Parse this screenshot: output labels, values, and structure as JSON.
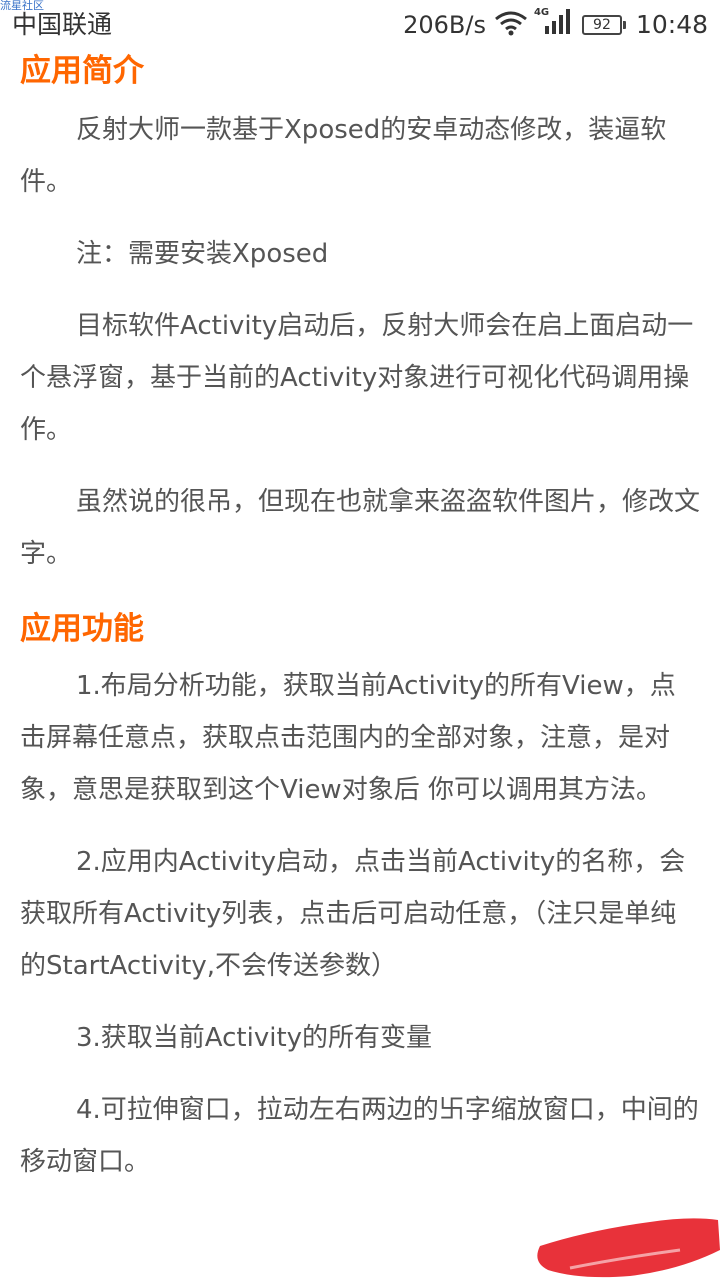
{
  "status_bar": {
    "watermark": "流星社区",
    "carrier": "中国联通",
    "net_speed": "206B/s",
    "net_type": "4G",
    "battery": "92",
    "time": "10:48"
  },
  "icons": {
    "wifi": "wifi-icon",
    "signal": "cell-signal-icon",
    "battery": "battery-icon"
  },
  "colors": {
    "heading": "#ff6600",
    "body_text": "#555555",
    "swipe_mark": "#e8323a"
  },
  "article": {
    "section1": {
      "title": "应用简介",
      "paragraphs": [
        "反射大师一款基于Xposed的安卓动态修改，装逼软件。",
        "注：需要安装Xposed",
        "目标软件Activity启动后，反射大师会在启上面启动一个悬浮窗，基于当前的Activity对象进行可视化代码调用操作。",
        "虽然说的很吊，但现在也就拿来盗盗软件图片，修改文字。"
      ]
    },
    "section2": {
      "title": "应用功能",
      "paragraphs": [
        "1.布局分析功能，获取当前Activity的所有View，点击屏幕任意点，获取点击范围内的全部对象，注意，是对象，意思是获取到这个View对象后 你可以调用其方法。",
        "2.应用内Activity启动，点击当前Activity的名称，会获取所有Activity列表，点击后可启动任意，（注只是单纯的StartActivity,不会传送参数）",
        "3.获取当前Activity的所有变量",
        "4.可拉伸窗口，拉动左右两边的卐字缩放窗口，中间的移动窗口。"
      ]
    }
  }
}
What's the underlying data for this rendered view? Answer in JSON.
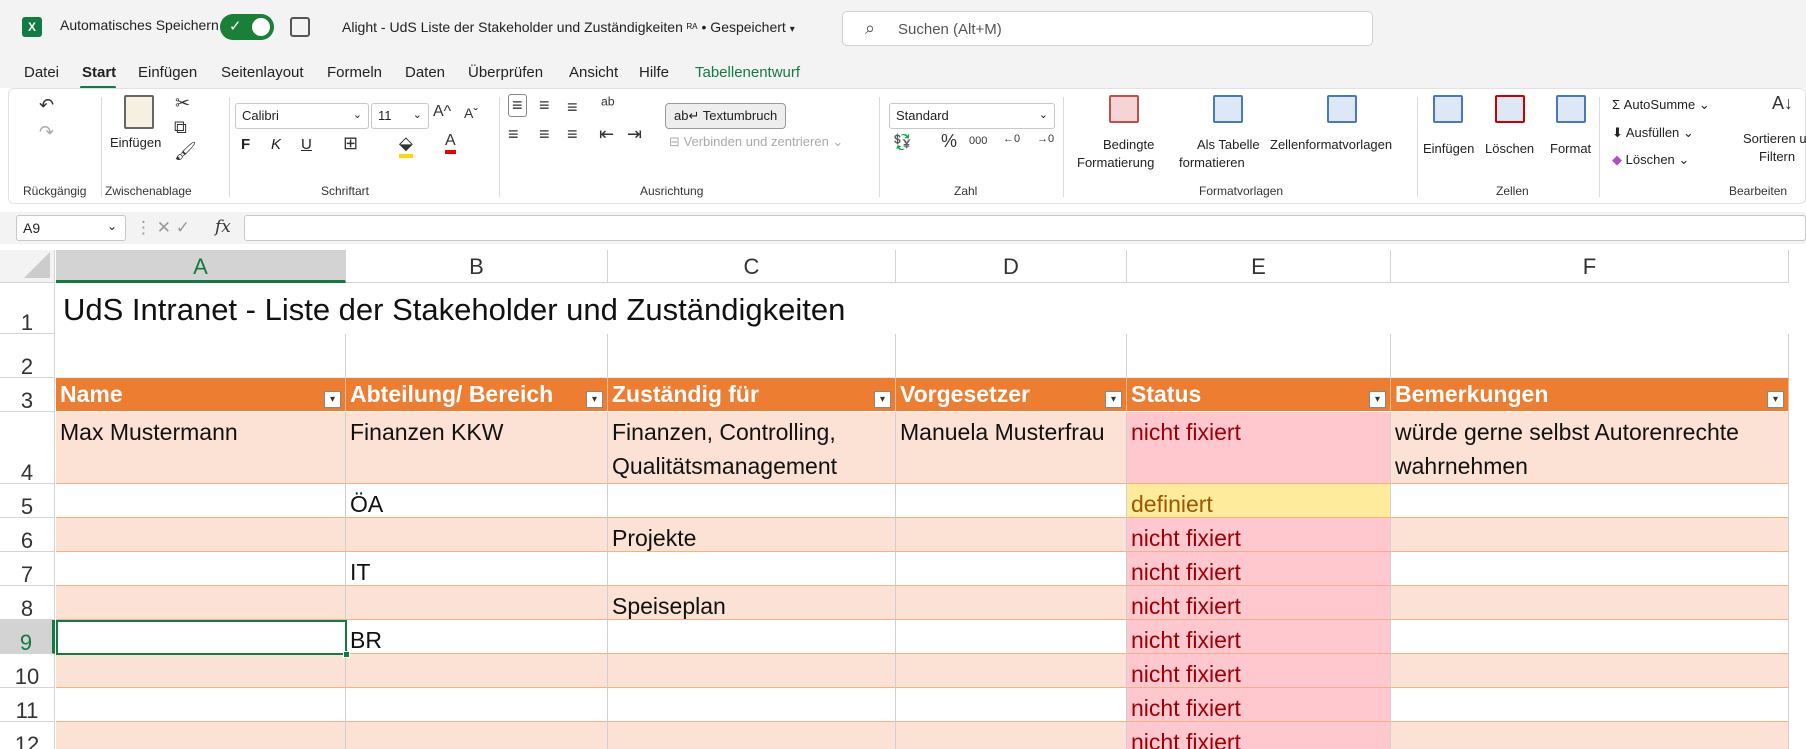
{
  "titlebar": {
    "app_icon": "excel-icon",
    "autosave_label": "Automatisches Speichern",
    "autosave_on": true,
    "document_title": "Alight - UdS Liste der Stakeholder und Zuständigkeiten",
    "status": "• Gespeichert",
    "search_placeholder": "Suchen (Alt+M)"
  },
  "menu": {
    "items": [
      "Datei",
      "Start",
      "Einfügen",
      "Seitenlayout",
      "Formeln",
      "Daten",
      "Überprüfen",
      "Ansicht",
      "Hilfe",
      "Tabellenentwurf"
    ],
    "active": "Start"
  },
  "ribbon": {
    "groups": [
      "Rückgängig",
      "Zwischenablage",
      "Schriftart",
      "Ausrichtung",
      "Zahl",
      "Formatvorlagen",
      "Zellen",
      "Bearbeiten"
    ],
    "paste_label": "Einfügen",
    "font_name": "Calibri",
    "font_size": "11",
    "bold": "F",
    "italic": "K",
    "underline": "U",
    "wrap_text": "Textumbruch",
    "merge_center": "Verbinden und zentrieren",
    "number_format": "Standard",
    "conditional_format_1": "Bedingte",
    "conditional_format_2": "Formatierung",
    "as_table_1": "Als Tabelle",
    "as_table_2": "formatieren",
    "cell_styles": "Zellenformatvorlagen",
    "insert": "Einfügen",
    "delete": "Löschen",
    "format": "Format",
    "autosum": "AutoSumme",
    "fill": "Ausfüllen",
    "clear": "Löschen",
    "sort_1": "Sortieren u",
    "sort_2": "Filtern"
  },
  "formula_bar": {
    "name_box": "A9",
    "fx": "fx",
    "content": ""
  },
  "sheet": {
    "columns": [
      "A",
      "B",
      "C",
      "D",
      "E",
      "F"
    ],
    "selected_column": "A",
    "rows": [
      "1",
      "2",
      "3",
      "4",
      "5",
      "6",
      "7",
      "8",
      "9",
      "10",
      "11",
      "12"
    ],
    "selected_row": "9",
    "title": "UdS Intranet - Liste der Stakeholder und Zuständigkeiten",
    "table_headers": [
      "Name",
      "Abteilung/ Bereich",
      "Zuständig für",
      "Vorgesetzer",
      "Status",
      "Bemerkungen"
    ],
    "table_rows": [
      [
        "Max Mustermann",
        "Finanzen KKW",
        "Finanzen, Controlling, Qualitätsmanagement",
        "Manuela Musterfrau",
        "nicht fixiert",
        "würde gerne selbst Autorenrechte wahrnehmen"
      ],
      [
        "",
        "ÖA",
        "",
        "",
        "definiert",
        ""
      ],
      [
        "",
        "",
        "Projekte",
        "",
        "nicht fixiert",
        ""
      ],
      [
        "",
        "IT",
        "",
        "",
        "nicht fixiert",
        ""
      ],
      [
        "",
        "",
        "Speiseplan",
        "",
        "nicht fixiert",
        ""
      ],
      [
        "",
        "BR",
        "",
        "",
        "nicht fixiert",
        ""
      ],
      [
        "",
        "",
        "",
        "",
        "nicht fixiert",
        ""
      ],
      [
        "",
        "",
        "",
        "",
        "nicht fixiert",
        ""
      ],
      [
        "",
        "",
        "",
        "",
        "nicht fixiert",
        ""
      ]
    ],
    "colors": {
      "header_fill": "#ed7d31",
      "band_fill": "#fbe2d5",
      "bad_fill": "#ffc7ce",
      "bad_text": "#9c0006",
      "neutral_fill": "#ffeb9c",
      "neutral_text": "#9c5700",
      "selection": "#107c41"
    }
  }
}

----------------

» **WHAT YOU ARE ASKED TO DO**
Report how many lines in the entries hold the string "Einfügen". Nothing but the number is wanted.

» **FINISHED EXERCISE**
3